--- What you will do ---
Using the data below, show every line where the word "JSON" occurs.

(Excerpts from an interface dataset)
· · · ·

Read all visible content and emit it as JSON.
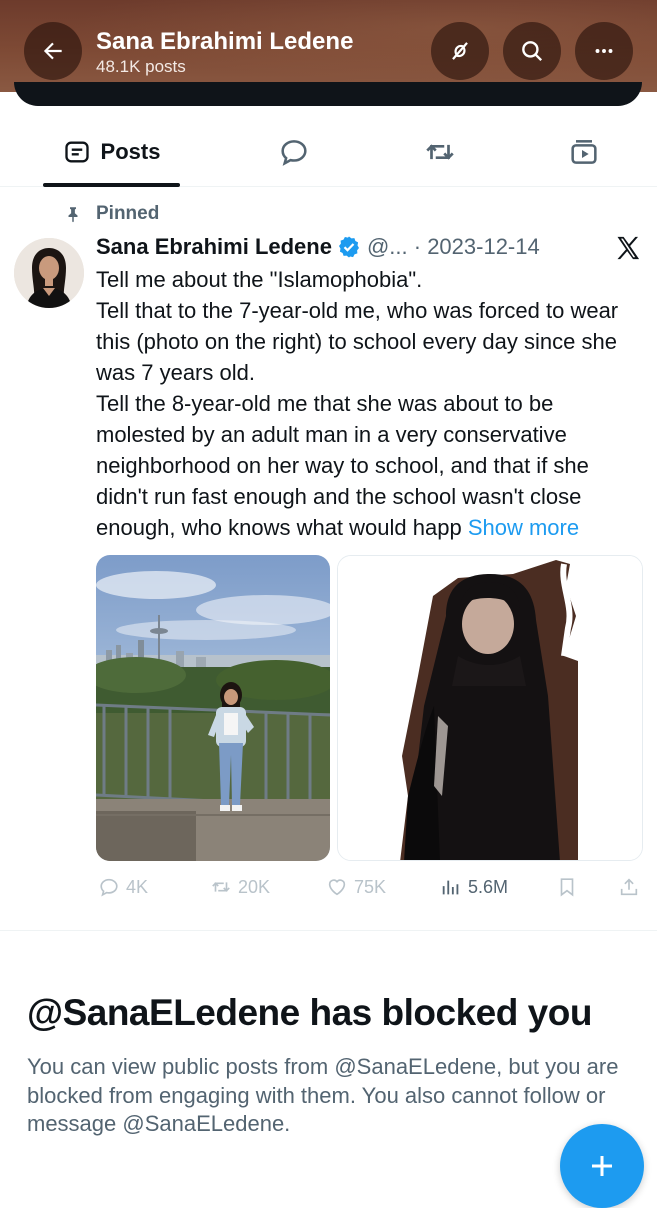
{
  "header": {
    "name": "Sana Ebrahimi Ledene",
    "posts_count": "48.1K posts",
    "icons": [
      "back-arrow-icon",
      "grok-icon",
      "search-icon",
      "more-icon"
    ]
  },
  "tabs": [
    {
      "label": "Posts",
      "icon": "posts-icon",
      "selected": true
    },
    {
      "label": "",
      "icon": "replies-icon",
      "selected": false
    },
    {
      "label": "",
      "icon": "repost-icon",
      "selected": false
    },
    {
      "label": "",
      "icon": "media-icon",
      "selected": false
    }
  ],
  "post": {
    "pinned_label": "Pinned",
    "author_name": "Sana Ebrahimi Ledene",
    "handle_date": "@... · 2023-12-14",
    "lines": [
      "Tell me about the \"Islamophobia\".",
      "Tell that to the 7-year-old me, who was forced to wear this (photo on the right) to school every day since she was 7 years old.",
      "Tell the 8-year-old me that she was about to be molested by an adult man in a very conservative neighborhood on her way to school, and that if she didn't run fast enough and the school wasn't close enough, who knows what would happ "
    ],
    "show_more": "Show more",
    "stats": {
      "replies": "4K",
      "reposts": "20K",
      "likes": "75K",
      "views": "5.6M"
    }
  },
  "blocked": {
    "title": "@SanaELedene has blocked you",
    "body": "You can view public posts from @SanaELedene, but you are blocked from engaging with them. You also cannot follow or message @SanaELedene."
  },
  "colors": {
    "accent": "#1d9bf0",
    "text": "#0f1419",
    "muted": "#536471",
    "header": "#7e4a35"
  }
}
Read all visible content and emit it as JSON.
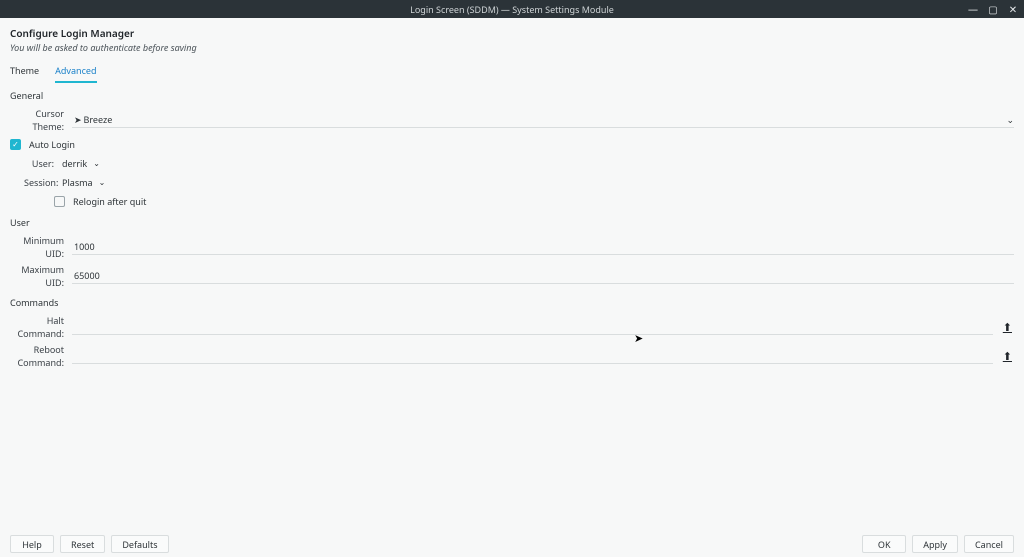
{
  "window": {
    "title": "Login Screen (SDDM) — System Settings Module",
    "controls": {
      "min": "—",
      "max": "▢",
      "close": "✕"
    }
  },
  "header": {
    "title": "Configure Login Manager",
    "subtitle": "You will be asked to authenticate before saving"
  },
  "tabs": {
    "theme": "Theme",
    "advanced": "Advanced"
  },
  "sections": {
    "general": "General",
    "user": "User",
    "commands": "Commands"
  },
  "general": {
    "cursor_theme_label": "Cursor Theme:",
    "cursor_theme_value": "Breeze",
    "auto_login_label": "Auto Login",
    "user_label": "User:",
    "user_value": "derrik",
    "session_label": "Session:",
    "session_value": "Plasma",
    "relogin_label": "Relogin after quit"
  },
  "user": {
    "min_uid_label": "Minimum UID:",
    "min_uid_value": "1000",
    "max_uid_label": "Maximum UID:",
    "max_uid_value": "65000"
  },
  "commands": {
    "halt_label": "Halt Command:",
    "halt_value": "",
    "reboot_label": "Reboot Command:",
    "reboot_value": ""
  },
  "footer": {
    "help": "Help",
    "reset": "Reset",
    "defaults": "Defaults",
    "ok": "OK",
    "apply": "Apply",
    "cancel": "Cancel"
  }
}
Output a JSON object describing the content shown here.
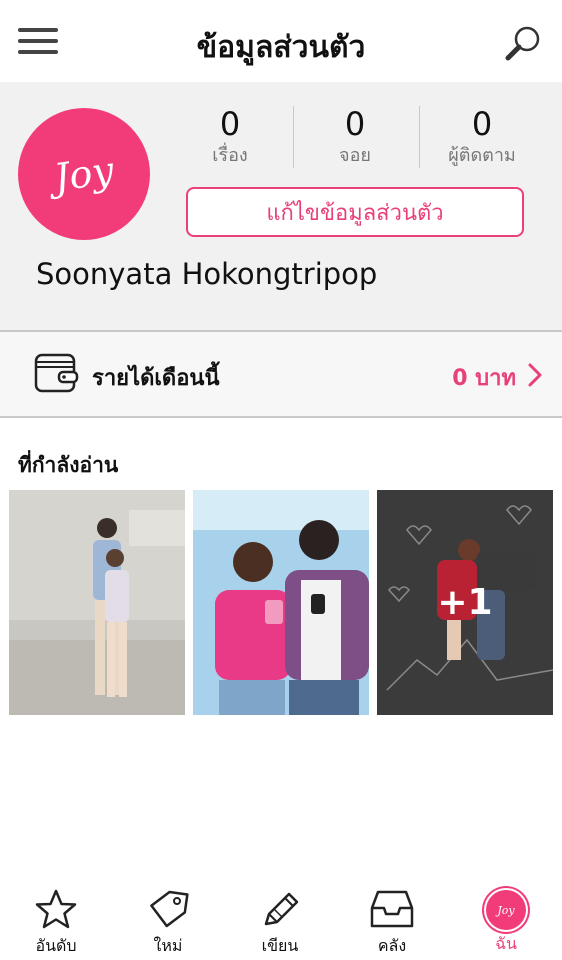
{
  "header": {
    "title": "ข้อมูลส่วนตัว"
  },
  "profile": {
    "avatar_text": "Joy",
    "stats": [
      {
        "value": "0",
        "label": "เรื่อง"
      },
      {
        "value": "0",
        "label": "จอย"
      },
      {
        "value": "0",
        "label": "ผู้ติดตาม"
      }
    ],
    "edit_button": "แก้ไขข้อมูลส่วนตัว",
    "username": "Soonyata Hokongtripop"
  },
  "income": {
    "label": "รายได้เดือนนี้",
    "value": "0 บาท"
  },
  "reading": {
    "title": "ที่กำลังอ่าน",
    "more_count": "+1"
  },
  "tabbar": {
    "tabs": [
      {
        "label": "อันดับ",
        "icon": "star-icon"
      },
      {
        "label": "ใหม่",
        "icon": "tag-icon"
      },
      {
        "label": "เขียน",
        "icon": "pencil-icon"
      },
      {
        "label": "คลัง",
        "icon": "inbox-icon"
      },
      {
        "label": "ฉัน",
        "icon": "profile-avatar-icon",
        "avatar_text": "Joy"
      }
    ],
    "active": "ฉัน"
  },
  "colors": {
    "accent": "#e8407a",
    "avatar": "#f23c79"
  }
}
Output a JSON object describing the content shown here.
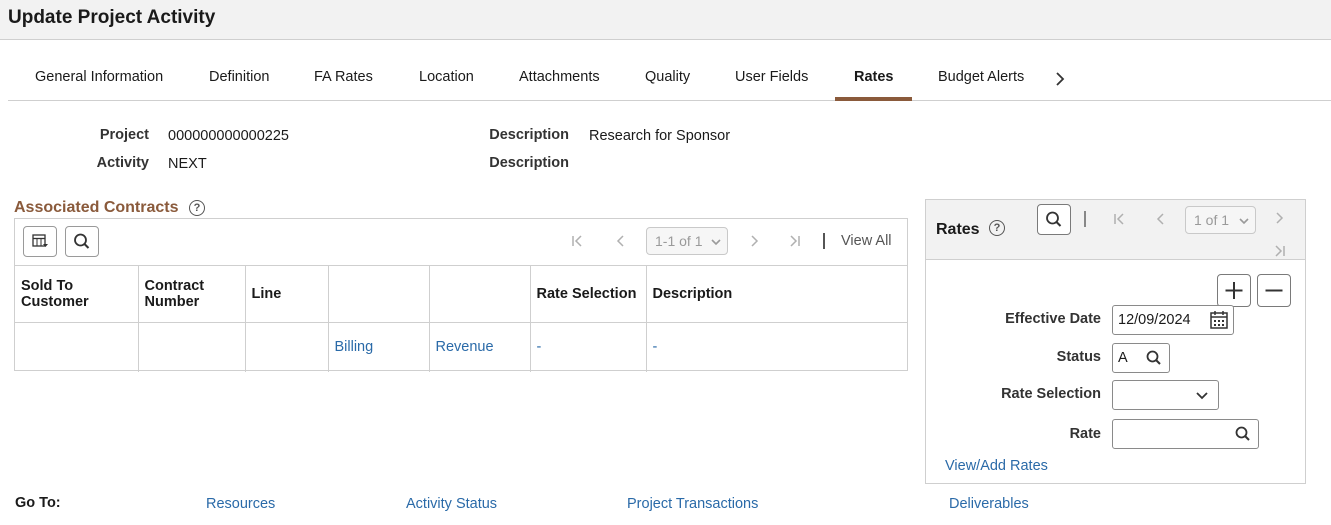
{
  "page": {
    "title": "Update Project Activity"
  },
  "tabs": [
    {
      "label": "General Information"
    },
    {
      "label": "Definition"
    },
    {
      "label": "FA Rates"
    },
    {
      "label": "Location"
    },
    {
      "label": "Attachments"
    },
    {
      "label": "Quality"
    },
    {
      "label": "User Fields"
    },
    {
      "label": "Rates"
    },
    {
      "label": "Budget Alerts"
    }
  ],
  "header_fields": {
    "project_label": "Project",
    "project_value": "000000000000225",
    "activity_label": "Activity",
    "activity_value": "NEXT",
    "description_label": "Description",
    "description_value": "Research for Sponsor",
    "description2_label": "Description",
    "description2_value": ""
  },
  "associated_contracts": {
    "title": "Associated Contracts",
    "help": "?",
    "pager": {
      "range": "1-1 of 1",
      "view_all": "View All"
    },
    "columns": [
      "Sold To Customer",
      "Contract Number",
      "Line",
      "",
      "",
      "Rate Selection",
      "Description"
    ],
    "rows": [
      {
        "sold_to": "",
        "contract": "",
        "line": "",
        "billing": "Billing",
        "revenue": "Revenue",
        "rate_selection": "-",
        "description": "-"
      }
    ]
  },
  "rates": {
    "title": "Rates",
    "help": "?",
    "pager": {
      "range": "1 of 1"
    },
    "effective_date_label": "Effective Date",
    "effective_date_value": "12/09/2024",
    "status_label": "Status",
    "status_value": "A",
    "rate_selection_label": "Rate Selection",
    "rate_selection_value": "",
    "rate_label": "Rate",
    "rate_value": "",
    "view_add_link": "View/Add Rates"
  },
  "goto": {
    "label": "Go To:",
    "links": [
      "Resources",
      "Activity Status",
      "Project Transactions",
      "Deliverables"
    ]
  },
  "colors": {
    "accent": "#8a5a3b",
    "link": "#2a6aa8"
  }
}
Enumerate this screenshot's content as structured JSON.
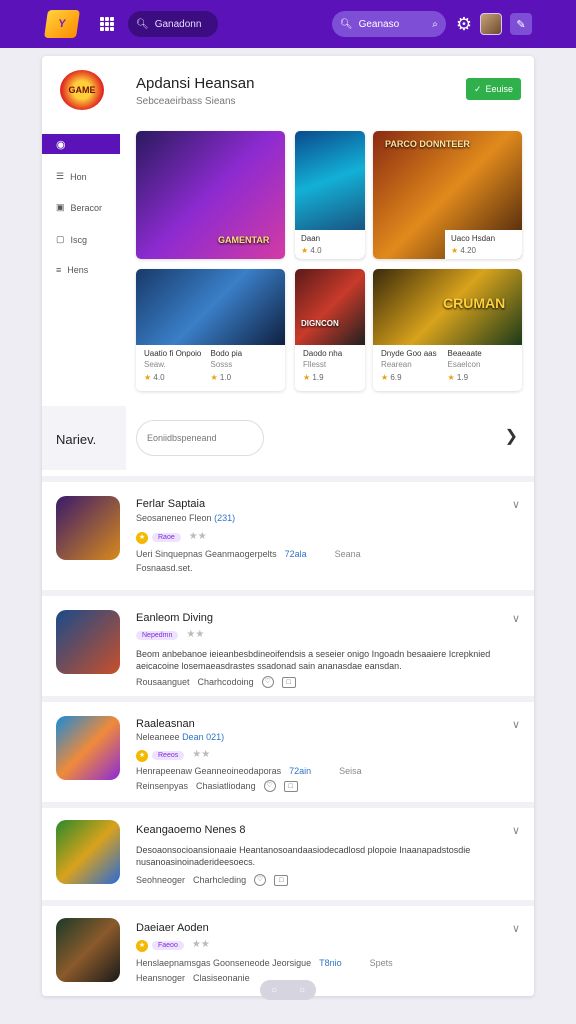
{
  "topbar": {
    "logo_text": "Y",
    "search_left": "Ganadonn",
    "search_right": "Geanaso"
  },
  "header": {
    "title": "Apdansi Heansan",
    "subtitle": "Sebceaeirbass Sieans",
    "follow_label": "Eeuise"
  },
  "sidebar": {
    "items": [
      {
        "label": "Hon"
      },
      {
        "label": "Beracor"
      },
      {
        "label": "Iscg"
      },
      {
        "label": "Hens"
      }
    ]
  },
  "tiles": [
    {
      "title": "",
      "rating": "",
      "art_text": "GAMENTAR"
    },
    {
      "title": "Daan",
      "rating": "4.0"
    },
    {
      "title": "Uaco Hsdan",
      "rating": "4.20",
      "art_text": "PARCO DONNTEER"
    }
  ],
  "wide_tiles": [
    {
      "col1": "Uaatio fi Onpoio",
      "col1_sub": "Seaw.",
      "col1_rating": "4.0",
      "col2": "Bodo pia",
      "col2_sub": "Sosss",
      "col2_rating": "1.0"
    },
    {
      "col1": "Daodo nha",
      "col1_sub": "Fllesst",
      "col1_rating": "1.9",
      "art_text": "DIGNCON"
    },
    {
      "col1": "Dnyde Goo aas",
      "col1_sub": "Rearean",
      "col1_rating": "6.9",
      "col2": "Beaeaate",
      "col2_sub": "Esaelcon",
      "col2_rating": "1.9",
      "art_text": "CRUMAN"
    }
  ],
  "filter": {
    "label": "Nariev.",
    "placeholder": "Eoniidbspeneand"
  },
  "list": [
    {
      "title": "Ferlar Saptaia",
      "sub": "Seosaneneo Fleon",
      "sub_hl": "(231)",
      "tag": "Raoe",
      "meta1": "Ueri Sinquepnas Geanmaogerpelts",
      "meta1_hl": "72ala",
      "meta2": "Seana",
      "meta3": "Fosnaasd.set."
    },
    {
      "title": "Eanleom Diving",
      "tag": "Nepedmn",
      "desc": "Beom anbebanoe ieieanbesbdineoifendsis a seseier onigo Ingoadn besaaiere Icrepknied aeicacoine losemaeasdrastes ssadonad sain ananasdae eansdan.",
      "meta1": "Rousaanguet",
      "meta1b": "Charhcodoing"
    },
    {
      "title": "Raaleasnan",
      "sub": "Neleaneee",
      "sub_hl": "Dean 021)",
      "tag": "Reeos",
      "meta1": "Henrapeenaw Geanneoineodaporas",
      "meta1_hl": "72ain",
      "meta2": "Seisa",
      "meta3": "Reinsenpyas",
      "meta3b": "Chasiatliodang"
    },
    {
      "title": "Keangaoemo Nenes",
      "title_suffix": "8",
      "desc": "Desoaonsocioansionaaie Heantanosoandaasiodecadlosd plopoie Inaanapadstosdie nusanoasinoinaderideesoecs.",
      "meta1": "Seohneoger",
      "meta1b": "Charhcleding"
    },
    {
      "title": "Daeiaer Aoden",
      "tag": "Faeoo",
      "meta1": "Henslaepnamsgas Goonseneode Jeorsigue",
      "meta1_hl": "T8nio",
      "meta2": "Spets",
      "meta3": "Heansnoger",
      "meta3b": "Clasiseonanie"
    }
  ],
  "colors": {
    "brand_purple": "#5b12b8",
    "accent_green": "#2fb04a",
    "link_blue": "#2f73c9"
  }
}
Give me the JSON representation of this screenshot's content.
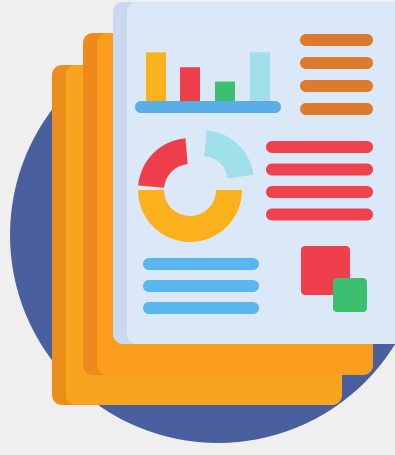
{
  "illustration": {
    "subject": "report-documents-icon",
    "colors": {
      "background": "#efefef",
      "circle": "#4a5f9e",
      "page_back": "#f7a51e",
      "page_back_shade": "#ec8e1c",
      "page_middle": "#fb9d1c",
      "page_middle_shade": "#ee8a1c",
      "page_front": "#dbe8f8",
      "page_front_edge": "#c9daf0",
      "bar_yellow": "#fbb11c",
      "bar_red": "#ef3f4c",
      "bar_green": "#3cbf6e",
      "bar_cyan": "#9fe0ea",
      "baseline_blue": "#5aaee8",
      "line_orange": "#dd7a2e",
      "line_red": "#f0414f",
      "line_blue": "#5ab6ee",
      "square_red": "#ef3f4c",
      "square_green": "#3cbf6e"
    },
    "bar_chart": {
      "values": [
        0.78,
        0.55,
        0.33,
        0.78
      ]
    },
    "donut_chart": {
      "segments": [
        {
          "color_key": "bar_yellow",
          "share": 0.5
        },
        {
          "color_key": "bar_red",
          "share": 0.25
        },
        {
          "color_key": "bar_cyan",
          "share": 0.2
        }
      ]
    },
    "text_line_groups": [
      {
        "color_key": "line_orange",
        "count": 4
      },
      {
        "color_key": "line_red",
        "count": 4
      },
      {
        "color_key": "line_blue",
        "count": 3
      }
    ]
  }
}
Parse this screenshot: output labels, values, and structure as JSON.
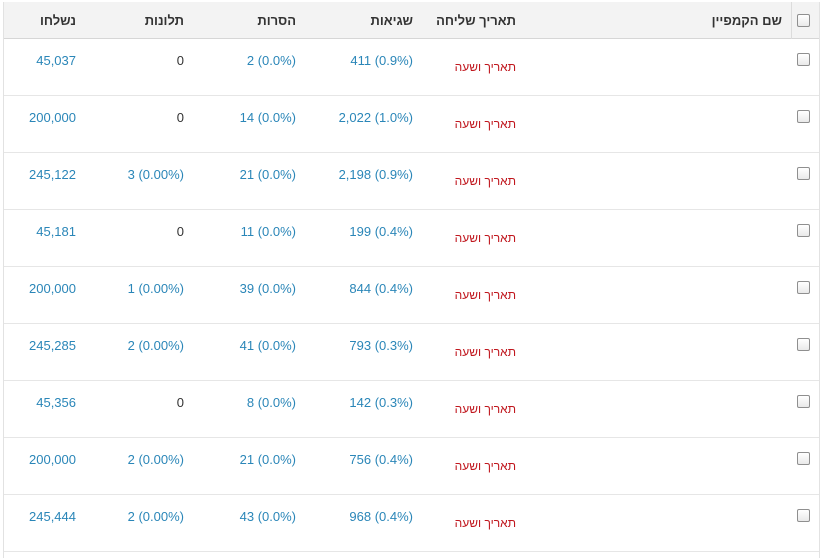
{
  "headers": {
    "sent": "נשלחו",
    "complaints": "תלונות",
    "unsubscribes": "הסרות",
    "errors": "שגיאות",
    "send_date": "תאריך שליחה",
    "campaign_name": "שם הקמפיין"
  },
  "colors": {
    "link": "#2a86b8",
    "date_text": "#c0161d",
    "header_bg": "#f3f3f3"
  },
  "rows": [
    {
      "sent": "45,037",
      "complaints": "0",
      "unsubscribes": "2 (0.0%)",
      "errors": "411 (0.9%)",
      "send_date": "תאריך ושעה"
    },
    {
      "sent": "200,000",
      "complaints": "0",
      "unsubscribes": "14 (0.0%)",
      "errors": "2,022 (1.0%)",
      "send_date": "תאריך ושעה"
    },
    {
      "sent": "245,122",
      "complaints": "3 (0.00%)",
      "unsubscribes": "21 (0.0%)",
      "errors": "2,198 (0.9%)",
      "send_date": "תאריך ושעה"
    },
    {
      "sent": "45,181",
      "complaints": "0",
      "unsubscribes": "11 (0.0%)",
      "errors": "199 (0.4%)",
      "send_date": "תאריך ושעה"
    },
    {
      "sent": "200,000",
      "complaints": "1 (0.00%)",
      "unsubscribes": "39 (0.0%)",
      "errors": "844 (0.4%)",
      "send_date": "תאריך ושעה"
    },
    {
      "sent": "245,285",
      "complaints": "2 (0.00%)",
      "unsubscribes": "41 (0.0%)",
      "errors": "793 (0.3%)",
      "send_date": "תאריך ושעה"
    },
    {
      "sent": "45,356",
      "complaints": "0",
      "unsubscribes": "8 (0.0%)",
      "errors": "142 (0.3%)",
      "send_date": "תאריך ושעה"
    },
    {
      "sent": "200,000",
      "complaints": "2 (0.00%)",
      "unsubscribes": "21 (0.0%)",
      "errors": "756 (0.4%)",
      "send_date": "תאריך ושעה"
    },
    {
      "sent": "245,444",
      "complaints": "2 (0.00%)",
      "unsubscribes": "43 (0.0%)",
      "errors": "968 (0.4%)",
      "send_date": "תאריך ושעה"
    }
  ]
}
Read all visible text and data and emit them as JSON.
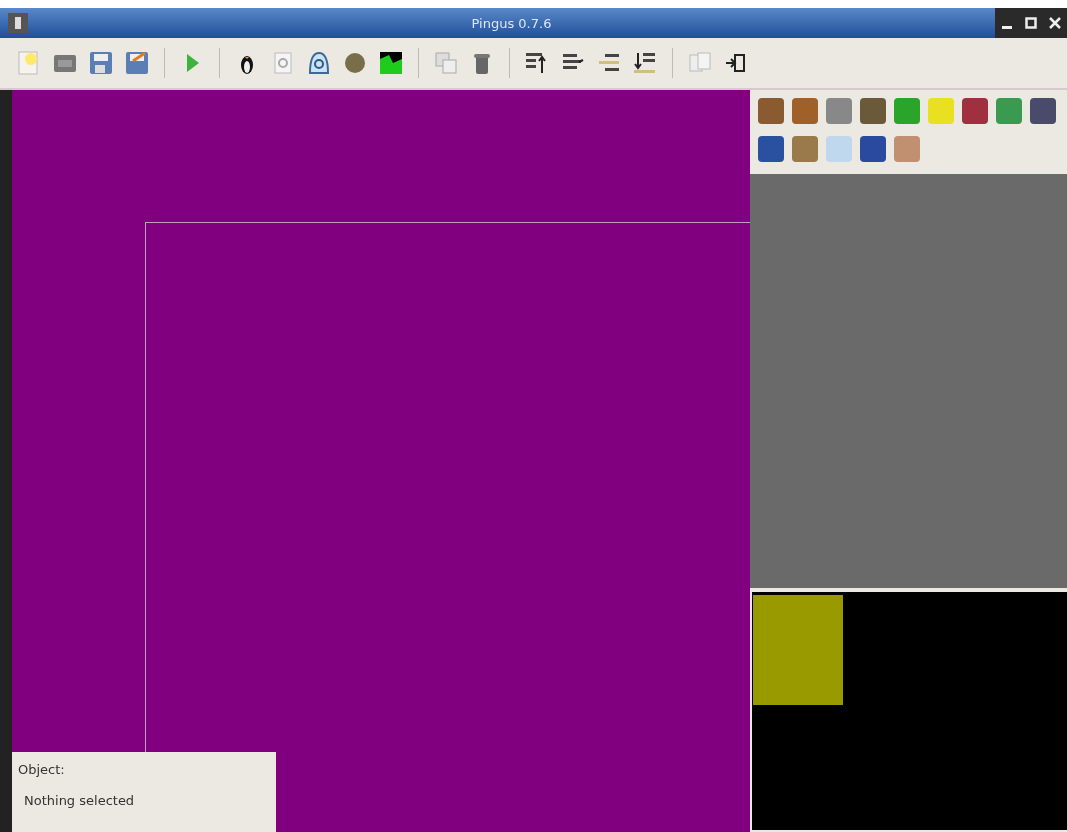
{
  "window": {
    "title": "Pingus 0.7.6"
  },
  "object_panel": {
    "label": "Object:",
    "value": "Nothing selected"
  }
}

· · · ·

--- Solved problem ---
Read all visible content and emit it as JSON.
Read all visible content and emit it as JSON.
Output a JSON object describing the content shown here.
Output a JSON object describing the content shown here.
Enumerate this screenshot's content as structured JSON.
Give me the JSON representation of this screenshot's content.
Parse this screenshot: output labels, values, and structure as JSON.
Read all visible text and data and emit them as JSON.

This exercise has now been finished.